Pages: [1]   Go Down
Print
Author Topic: How To Avoid Tow Vehicle Bucking  (Read 361 times)
ron.dittmer
SuperHero Member
PCPC
*******

Helpful Rating: 179
________
OwnPC: Yes
NewUsed: New
PurchDate: June 2007
Model: 2350 Ford
ModelYear: 2007
Slide: No
IntColor: Cherry&Green
ExtColor: FullBody Gray
Location: Dundee, IL
________
Posts: 2037



View Profile WWW
« on: February 07, 2014, 12:55:47 pm »

This is something I realized after a couple years towing my Jeep Liberty and wanted to share this with the community.

Years ago I would experience bucking from my Liberty when towing it.  I came to the realization as to the cause, read up a little on the subject matter, invested in some additional hardware, and eliminated the problem.

It's all about the "Levelness" of the tow bar.  If the tow bar is not level, you will get "tow-vehicle-bucking" while driving your motor home.  The greater the angle, the worse the bucking.  Using a Quiet Hitch helps but does not resolve the problem.  It only partially masks it.  Leveling the tow bar eliminates the bucking completely.  It also reduces wear of the hitch pin and hole.
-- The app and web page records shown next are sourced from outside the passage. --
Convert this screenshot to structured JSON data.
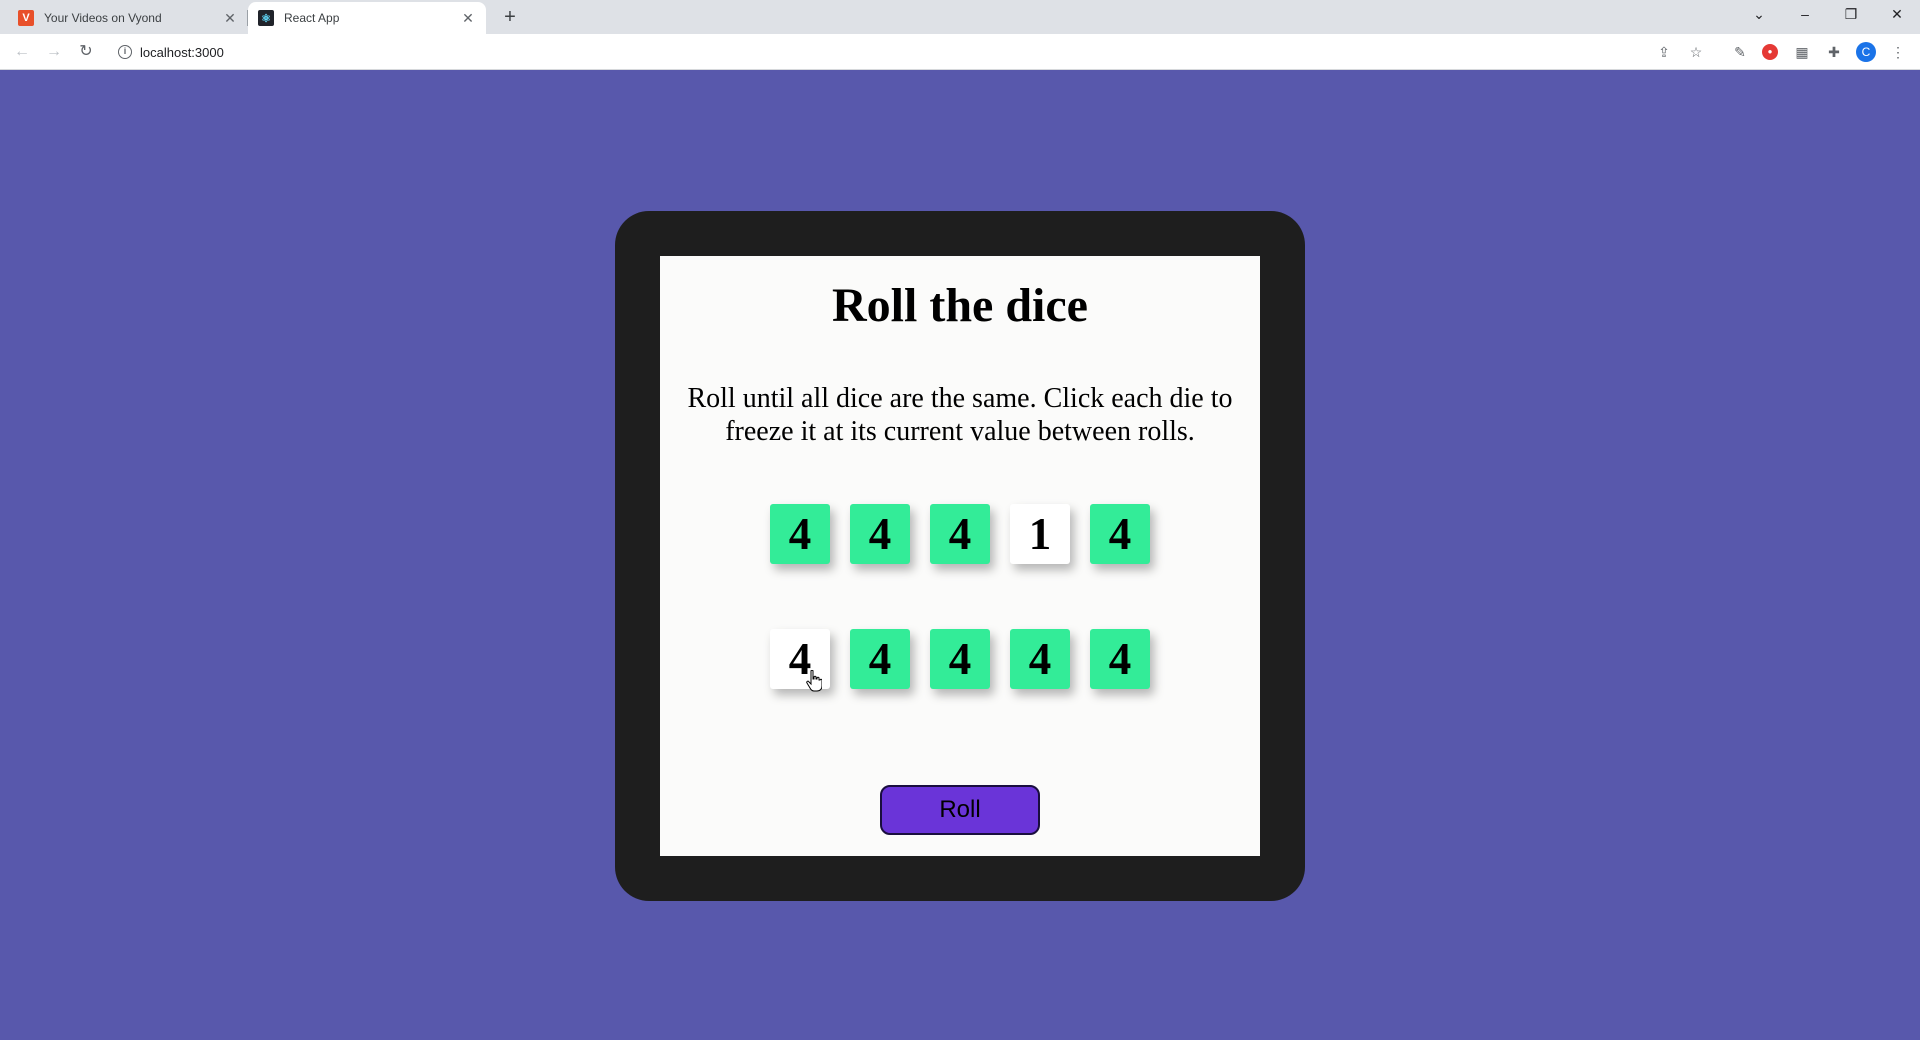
{
  "browser": {
    "tabs": [
      {
        "title": "Your Videos on Vyond",
        "favicon": "V"
      },
      {
        "title": "React App",
        "favicon": "⚛"
      }
    ],
    "url": "localhost:3000",
    "profile_initial": "C"
  },
  "app": {
    "title": "Roll the dice",
    "instructions": "Roll until all dice are the same. Click each die to freeze it at its current value between rolls.",
    "dice": [
      {
        "value": 4,
        "held": true
      },
      {
        "value": 4,
        "held": true
      },
      {
        "value": 4,
        "held": true
      },
      {
        "value": 1,
        "held": false
      },
      {
        "value": 4,
        "held": true
      },
      {
        "value": 4,
        "held": false
      },
      {
        "value": 4,
        "held": true
      },
      {
        "value": 4,
        "held": true
      },
      {
        "value": 4,
        "held": true
      },
      {
        "value": 4,
        "held": true
      }
    ],
    "roll_label": "Roll"
  },
  "colors": {
    "page_background": "#5858ac",
    "frame": "#1e1e1e",
    "held_die": "#33ec98",
    "roll_button": "#6a34d8"
  }
}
My first picture here shows the "Condition To Avoid".  I had this for two extended trips of which I tolerated a lot of bucking.  The second trip I added a Quiet Hitch which helped some.  Note the tow bar is low at the motor home and high at my tow vehicle.  This was the day I realized the cause and so I took this picture.


In this picture taken a few years later, I added an offset receiver adaptor to level the tow bar.  "Cumulative Play" with the extra connection required Quiet Hitches at both hitch pin areas.    The offset receiver also required one foot longer blue safety cables.  This setup eliminated 100% of the bucking.


Thinking about this will make sense.  Every bump in the road changes the "vertical" relationship between tow vehicle and motor home.  An angled tow bar with out-of-sync vertical movement between vehicles changes the distance between them, just enough to cause that horrid bucking.  A horizontal tow bar would cause bucking only under very extreme conditions.  But then I think you would have something much greater to worry about, like jumping a curb or worse.  Getting the bar perfectly level is ideal, but getting it close works too.  I cannot say for certain, but I feel it should not differ more than 2 inches on level ground.

If you have an adjustable rear suspension that raises and lowers the back of your motor home, you will need to figure your typical height and not vary by 1 inch in either direction.  With that figure, order the appropriate offset adaptor.  There are many different offsets available by many sources.
« Last Edit: February 07, 2014, 01:02:40 pm by ron.dittmer » Logged

Ron Dittmer (wife Irene) 2007 Model 2350 Without A Slideout
Our Rig Is Available For Viewing Any Time Of Year In Dundee, IL
Stored At Home In Our Heated Garage (Well-Lit & Warm Comfort In Winter)
Pages: [1]   Go Up
Print
 
Jump to: